- [Records to use]:
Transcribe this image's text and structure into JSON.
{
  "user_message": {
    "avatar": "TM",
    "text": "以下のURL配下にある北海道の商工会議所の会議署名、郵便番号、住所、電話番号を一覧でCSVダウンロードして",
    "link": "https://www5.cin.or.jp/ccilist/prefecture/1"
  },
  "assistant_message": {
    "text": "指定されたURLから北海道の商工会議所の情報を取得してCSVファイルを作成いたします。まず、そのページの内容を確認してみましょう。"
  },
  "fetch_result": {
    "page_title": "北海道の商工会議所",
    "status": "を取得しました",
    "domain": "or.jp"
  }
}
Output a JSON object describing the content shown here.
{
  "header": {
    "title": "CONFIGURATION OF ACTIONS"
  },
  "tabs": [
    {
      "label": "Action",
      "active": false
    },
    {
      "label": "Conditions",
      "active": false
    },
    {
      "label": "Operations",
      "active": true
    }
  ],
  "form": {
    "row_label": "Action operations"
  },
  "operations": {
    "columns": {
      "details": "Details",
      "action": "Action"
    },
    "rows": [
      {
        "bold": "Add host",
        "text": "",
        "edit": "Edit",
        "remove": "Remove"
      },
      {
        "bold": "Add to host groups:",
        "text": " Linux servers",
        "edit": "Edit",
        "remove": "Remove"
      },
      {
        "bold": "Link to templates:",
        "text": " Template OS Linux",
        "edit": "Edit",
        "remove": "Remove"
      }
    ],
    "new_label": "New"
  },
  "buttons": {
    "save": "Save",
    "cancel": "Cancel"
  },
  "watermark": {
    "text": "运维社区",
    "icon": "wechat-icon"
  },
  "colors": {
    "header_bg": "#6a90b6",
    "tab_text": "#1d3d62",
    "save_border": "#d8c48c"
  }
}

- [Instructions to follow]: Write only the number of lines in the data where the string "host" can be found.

- [Response]: 2